Please click here to download the article.
Most recently, Yahoo announced it would be joining the ranks of other multinationals, such as IBM, Intel, Microsoft, Hewlett-Packard and Motorola.
Despite the ongoing violence and lack of political solutions, the companies have established research and development centres in
There are a number of reasons for
The multinationals are attracted to
Israelis are early adaptors of new technologies. There are now more mobile phones than landlines in the country, and wi-fi and broadband have penetrated the landscape more than in
Perhaps most indicative of
The airport was completely revamped a few years ago and now it barely resembles the smoky, dow-nat-heel version that preceded it, and it could be in any major city in the world. Filled with tourists, travellers and businesspeople, it is particularly important for those employed in high-tech industries, who need to keep in touch with their marketplaces.
There are almost 70 Israeli companies now listed on the Nasdaq exchange, with a combined market capitalisation of more than $US60 billion.
Confidence in the Israeli economy has been bolstered by efforts to reform some of its more cumbersome economic policies in an effort to join the Organisation for Economic Cooperation and Development.
Under the leadership of Stanley Fischer, the Bank of Israel has remained vigilant in maintaining control of monetary policy, and this has traditionally been closely linked to the vagaries of the American dollar.

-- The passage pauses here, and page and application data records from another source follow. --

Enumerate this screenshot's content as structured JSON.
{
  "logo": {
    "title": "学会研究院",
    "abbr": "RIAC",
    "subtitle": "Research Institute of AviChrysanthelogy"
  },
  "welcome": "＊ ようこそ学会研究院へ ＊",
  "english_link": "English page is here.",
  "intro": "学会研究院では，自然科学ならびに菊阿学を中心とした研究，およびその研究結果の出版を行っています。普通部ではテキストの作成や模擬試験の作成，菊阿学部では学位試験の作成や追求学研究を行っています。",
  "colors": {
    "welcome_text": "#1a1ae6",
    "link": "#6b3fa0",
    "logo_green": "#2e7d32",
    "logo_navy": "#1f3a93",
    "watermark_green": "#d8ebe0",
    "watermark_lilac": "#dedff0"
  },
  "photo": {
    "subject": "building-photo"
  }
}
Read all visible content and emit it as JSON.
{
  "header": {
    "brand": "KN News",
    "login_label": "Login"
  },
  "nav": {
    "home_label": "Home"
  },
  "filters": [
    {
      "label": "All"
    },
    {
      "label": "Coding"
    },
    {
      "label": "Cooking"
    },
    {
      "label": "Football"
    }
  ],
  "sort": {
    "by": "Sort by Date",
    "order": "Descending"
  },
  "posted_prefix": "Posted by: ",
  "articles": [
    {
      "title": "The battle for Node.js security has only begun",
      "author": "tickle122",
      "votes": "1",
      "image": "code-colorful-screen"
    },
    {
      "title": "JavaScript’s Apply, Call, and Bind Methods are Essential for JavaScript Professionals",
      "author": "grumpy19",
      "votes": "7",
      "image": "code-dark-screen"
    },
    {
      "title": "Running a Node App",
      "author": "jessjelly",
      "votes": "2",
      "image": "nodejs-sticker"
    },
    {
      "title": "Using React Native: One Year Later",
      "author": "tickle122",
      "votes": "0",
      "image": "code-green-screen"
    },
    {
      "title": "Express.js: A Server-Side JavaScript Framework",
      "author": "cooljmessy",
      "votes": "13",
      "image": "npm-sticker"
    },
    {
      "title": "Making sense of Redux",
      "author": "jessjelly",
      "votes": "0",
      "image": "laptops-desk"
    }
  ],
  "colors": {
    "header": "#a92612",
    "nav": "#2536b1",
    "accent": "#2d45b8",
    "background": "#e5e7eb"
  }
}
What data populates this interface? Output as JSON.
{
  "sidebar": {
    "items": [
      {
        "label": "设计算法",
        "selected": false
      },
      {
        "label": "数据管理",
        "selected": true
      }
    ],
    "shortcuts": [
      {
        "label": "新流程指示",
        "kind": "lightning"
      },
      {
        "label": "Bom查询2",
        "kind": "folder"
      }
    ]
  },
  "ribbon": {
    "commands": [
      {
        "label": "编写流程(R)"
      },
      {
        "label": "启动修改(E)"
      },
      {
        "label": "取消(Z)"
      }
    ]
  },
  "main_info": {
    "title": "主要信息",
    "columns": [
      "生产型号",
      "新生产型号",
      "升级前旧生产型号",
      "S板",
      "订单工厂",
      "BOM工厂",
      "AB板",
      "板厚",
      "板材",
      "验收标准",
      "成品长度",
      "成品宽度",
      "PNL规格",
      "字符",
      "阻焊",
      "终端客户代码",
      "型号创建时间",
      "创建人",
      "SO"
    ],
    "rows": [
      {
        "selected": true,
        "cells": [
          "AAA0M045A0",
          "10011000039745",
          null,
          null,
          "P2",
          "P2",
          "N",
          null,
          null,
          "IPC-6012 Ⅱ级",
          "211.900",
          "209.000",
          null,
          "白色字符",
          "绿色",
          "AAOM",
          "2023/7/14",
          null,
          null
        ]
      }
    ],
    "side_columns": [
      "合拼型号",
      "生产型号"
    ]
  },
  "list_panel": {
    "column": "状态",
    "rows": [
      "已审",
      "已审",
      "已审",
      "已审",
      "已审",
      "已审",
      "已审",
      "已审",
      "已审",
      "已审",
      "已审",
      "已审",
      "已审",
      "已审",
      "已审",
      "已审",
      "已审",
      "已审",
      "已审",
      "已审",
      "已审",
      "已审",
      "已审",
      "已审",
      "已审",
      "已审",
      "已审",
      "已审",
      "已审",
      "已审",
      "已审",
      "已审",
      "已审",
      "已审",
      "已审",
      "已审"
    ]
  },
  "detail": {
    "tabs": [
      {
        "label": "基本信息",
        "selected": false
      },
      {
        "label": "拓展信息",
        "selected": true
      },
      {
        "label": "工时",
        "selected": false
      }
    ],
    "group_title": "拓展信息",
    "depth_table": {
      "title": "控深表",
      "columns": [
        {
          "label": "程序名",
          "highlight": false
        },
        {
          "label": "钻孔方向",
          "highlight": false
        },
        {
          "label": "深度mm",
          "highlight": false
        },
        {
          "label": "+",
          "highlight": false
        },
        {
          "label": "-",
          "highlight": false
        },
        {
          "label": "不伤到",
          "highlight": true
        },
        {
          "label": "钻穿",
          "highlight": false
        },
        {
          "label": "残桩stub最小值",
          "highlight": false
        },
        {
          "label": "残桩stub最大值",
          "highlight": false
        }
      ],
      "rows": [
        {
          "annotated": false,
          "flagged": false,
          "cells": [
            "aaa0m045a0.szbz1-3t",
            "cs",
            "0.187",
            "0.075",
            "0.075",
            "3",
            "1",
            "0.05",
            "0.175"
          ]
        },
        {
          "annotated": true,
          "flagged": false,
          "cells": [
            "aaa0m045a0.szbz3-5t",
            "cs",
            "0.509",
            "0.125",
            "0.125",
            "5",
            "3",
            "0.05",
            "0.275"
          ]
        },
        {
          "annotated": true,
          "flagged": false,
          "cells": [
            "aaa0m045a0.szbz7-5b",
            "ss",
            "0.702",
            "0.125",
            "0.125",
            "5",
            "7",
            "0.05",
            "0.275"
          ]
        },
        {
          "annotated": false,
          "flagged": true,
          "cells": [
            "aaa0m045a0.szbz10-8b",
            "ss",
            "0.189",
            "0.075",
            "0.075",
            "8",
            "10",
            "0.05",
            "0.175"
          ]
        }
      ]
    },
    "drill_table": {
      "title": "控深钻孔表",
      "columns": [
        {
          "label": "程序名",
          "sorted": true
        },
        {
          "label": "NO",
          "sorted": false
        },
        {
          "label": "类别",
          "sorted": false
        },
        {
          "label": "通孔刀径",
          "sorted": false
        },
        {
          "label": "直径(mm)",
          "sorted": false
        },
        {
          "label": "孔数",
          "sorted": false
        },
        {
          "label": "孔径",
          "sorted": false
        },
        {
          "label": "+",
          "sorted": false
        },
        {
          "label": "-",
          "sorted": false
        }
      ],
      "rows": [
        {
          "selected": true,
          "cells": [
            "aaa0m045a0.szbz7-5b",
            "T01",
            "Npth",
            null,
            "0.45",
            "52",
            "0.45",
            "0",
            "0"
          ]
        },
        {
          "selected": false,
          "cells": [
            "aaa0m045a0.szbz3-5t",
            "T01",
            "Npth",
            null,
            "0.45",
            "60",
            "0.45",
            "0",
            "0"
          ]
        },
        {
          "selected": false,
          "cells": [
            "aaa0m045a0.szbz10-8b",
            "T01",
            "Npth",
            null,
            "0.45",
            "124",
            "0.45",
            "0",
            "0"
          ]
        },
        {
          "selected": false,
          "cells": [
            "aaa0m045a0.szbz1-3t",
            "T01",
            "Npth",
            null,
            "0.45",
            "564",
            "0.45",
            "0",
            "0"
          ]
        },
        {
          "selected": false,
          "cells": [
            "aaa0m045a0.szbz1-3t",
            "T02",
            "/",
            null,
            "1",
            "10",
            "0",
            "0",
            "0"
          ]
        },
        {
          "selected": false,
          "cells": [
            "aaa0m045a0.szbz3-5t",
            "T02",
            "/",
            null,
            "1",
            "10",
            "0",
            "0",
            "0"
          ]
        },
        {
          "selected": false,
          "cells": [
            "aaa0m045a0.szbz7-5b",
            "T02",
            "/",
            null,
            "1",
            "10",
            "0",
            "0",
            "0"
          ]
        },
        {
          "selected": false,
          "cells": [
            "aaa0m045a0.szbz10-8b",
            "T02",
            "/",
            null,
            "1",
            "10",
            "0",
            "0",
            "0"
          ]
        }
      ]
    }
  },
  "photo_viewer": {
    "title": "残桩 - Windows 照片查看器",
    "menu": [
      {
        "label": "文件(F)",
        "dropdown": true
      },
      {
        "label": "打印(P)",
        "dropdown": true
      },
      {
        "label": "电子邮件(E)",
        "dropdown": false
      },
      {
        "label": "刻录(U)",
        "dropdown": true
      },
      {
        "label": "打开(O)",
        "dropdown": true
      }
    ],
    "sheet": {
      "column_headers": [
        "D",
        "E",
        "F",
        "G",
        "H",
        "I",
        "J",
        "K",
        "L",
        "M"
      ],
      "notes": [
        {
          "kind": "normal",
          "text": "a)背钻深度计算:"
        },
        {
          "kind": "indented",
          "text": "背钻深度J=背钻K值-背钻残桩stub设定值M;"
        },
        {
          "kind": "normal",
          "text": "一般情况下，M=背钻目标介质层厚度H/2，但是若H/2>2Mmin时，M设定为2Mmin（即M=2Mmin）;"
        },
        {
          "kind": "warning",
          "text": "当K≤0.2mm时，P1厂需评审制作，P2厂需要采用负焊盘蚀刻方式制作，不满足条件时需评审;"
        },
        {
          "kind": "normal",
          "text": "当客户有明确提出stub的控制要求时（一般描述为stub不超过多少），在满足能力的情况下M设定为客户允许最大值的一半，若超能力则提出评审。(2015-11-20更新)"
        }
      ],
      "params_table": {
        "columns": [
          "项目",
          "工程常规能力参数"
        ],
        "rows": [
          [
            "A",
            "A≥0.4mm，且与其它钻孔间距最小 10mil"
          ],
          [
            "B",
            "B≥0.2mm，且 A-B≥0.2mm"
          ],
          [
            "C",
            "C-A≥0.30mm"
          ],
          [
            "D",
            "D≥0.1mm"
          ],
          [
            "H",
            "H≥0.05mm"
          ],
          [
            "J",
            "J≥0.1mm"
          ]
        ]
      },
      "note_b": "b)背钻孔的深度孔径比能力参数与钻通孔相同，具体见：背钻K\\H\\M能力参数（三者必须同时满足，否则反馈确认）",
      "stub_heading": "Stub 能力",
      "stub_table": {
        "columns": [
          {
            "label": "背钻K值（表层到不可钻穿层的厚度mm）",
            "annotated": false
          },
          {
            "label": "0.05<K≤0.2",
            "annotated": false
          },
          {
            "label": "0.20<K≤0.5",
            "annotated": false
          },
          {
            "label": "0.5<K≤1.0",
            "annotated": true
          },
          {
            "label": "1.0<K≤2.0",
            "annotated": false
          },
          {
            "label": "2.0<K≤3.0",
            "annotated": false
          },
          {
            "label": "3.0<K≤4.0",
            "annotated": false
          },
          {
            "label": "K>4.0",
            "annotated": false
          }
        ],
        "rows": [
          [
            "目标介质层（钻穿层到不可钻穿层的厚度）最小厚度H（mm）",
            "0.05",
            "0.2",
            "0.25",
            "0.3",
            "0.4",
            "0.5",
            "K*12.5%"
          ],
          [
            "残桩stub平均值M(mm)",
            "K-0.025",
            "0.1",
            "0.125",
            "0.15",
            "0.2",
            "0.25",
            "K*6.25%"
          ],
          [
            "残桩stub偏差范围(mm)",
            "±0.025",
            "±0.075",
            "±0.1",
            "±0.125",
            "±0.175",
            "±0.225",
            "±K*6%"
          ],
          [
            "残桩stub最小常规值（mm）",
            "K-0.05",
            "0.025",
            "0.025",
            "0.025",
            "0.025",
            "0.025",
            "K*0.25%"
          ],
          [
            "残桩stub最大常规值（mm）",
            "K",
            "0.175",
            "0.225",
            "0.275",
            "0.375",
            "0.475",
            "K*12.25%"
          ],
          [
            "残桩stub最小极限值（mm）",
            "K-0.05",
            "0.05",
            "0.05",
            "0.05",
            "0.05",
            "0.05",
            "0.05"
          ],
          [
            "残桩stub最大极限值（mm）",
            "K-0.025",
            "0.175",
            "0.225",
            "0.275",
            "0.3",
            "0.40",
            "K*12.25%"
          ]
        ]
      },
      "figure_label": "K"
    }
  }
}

Equally significant, the Israeli government has long worked with Israeli and American venture capital funds to encourage commercialisation of nascent ideas.
In 2007, Israeli high-tech companies raised $US1.76 billion from local and foreign-venture investors, an 8.5 per cent increase from 2006.
A snapshot of some of the wackier technology ideas emanating from
Spokespeople from Kfar Saba based company Modu, which was only established last year, believe it can earn $US1 billion by selling its recently launched mobile phone “jackets”.
The casings enable consumers to transform mobile phones into gadgets, such as a messaging device, a music player or a gaming device. By 2010, the company plans to introduce “modu mates” for digital photograph frames, cameras, clocks and navigations systems.
Former M-Systems founder and CEO Dov Moran developed Modu. He is one of a class of seasoned entrepreneurs who are looking for fresh challenges.
These industry veterans use their experiences and connections from their previous start-ups or publicly traded companies to help launch new ideas, rather than staying in the same role indefinitely.
Their enthusiasm and quest for new challenges contrasts sharply with more conservative economic landscapes, including
The merging of the two vastly different business approaches can cause friction and frustration on all sides. Melbourne-based
“Everything here goes slowly; nobody is in a rush, as there is always another day,” said Herman.
Learning to navigate cultural differences goes with the territory for Israeli companies, who often venture where bigger multinationals or major American corporations do not.
The AICC also assists in introducing Australian businesses and governments to some of
Last year, the AICC led a tour of 50 senior executives and officials to view
Gilat Satellite Networks general manager Oded Sheshinski describes Gilat’s successes in
Sometimes the Israeli companies use their Australian operations as a springboard for the larger Asian market, and often as a base for
In Retalix’s case, the company’s initial rollout in
Retalix managed to overcome the obstacle and lengthy tender process and now its in-store solutions are implemented in more than 766 Woolworths stores, as well as Big-W,
Retalix’s business development officer, Merle Bogatie, believes that a local presence makes it easier for businesses to expand their operations.
Today, Retalix has a
In the world of technology, being an Israeli company is generally a positive thing. Sheshinski says, “Israeli technology was appreciated throughout the world”, and “for over two decades now,
Herman agrees. “When people hear I come from
Various studies have been published, which show that Israeli academics are opting to remain in the
The loss of these highly educated professionals is a huge drain on academic institutions and it has major ramifications on the continued success of the larger economy.